## About this task:
Each of the entries below is to be written out exactly, and the images skipped.

## Records provided:

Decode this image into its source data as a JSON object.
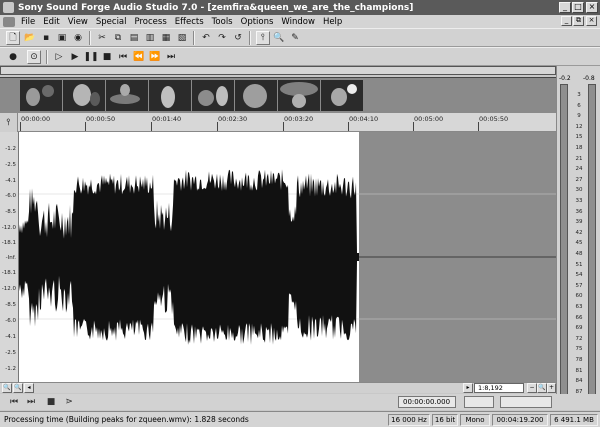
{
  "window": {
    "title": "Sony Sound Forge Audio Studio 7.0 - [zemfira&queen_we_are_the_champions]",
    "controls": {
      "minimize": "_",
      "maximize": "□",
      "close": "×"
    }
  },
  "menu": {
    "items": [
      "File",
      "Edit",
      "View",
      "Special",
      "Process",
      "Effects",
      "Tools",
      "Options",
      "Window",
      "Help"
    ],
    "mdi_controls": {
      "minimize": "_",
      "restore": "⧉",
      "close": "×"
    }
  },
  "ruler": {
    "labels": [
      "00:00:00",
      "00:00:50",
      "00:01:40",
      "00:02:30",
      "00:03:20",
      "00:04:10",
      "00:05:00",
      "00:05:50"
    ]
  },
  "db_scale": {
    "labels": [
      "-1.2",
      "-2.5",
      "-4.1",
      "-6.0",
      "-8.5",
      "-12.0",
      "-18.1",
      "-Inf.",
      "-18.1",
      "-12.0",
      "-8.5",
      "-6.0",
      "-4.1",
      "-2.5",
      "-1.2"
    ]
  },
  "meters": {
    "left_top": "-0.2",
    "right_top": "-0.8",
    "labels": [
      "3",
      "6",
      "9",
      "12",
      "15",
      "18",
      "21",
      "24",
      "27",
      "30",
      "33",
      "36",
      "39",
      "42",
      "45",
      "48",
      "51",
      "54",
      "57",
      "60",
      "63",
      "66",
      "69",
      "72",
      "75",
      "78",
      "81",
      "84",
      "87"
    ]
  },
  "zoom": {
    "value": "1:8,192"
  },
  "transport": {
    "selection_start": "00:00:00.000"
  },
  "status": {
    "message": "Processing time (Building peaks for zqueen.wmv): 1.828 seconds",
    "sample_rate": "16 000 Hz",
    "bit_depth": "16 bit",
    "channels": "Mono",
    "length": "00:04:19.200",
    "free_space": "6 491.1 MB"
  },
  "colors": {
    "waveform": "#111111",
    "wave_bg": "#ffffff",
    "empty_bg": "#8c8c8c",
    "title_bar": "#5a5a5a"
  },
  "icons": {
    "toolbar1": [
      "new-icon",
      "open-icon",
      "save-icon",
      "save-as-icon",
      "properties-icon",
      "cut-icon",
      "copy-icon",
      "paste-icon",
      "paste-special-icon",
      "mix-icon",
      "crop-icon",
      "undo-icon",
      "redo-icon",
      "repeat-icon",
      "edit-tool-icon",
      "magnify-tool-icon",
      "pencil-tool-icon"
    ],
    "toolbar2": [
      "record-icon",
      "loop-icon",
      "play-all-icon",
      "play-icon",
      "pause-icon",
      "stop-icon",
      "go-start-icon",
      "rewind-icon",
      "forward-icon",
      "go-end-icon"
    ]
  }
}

## Exercise response:
Decode this image into its source data as a JSON object.
{
  "window": {
    "title": "Sony Sound Forge Audio Studio 7.0 - [zemfira&queen_we_are_the_champions]",
    "controls": {
      "minimize": "_",
      "maximize": "□",
      "close": "×"
    }
  },
  "menu": {
    "items": [
      "File",
      "Edit",
      "View",
      "Special",
      "Process",
      "Effects",
      "Tools",
      "Options",
      "Window",
      "Help"
    ],
    "mdi_controls": {
      "minimize": "_",
      "restore": "⧉",
      "close": "×"
    }
  },
  "ruler": {
    "labels": [
      "00:00:00",
      "00:00:50",
      "00:01:40",
      "00:02:30",
      "00:03:20",
      "00:04:10",
      "00:05:00",
      "00:05:50"
    ]
  },
  "db_scale": {
    "labels": [
      "-1.2",
      "-2.5",
      "-4.1",
      "-6.0",
      "-8.5",
      "-12.0",
      "-18.1",
      "-Inf.",
      "-18.1",
      "-12.0",
      "-8.5",
      "-6.0",
      "-4.1",
      "-2.5",
      "-1.2"
    ]
  },
  "meters": {
    "left_top": "-0.2",
    "right_top": "-0.8",
    "labels": [
      "3",
      "6",
      "9",
      "12",
      "15",
      "18",
      "21",
      "24",
      "27",
      "30",
      "33",
      "36",
      "39",
      "42",
      "45",
      "48",
      "51",
      "54",
      "57",
      "60",
      "63",
      "66",
      "69",
      "72",
      "75",
      "78",
      "81",
      "84",
      "87"
    ]
  },
  "zoom": {
    "value": "1:8,192"
  },
  "transport": {
    "selection_start": "00:00:00.000"
  },
  "status": {
    "message": "Processing time (Building peaks for zqueen.wmv): 1.828 seconds",
    "sample_rate": "16 000 Hz",
    "bit_depth": "16 bit",
    "channels": "Mono",
    "length": "00:04:19.200",
    "free_space": "6 491.1 MB"
  },
  "colors": {
    "waveform": "#111111",
    "wave_bg": "#ffffff",
    "empty_bg": "#8c8c8c",
    "title_bar": "#5a5a5a"
  },
  "icons": {
    "toolbar1": [
      "new-icon",
      "open-icon",
      "save-icon",
      "save-as-icon",
      "properties-icon",
      "cut-icon",
      "copy-icon",
      "paste-icon",
      "paste-special-icon",
      "mix-icon",
      "crop-icon",
      "undo-icon",
      "redo-icon",
      "repeat-icon",
      "edit-tool-icon",
      "magnify-tool-icon",
      "pencil-tool-icon"
    ],
    "toolbar2": [
      "record-icon",
      "loop-icon",
      "play-all-icon",
      "play-icon",
      "pause-icon",
      "stop-icon",
      "go-start-icon",
      "rewind-icon",
      "forward-icon",
      "go-end-icon"
    ]
  }
}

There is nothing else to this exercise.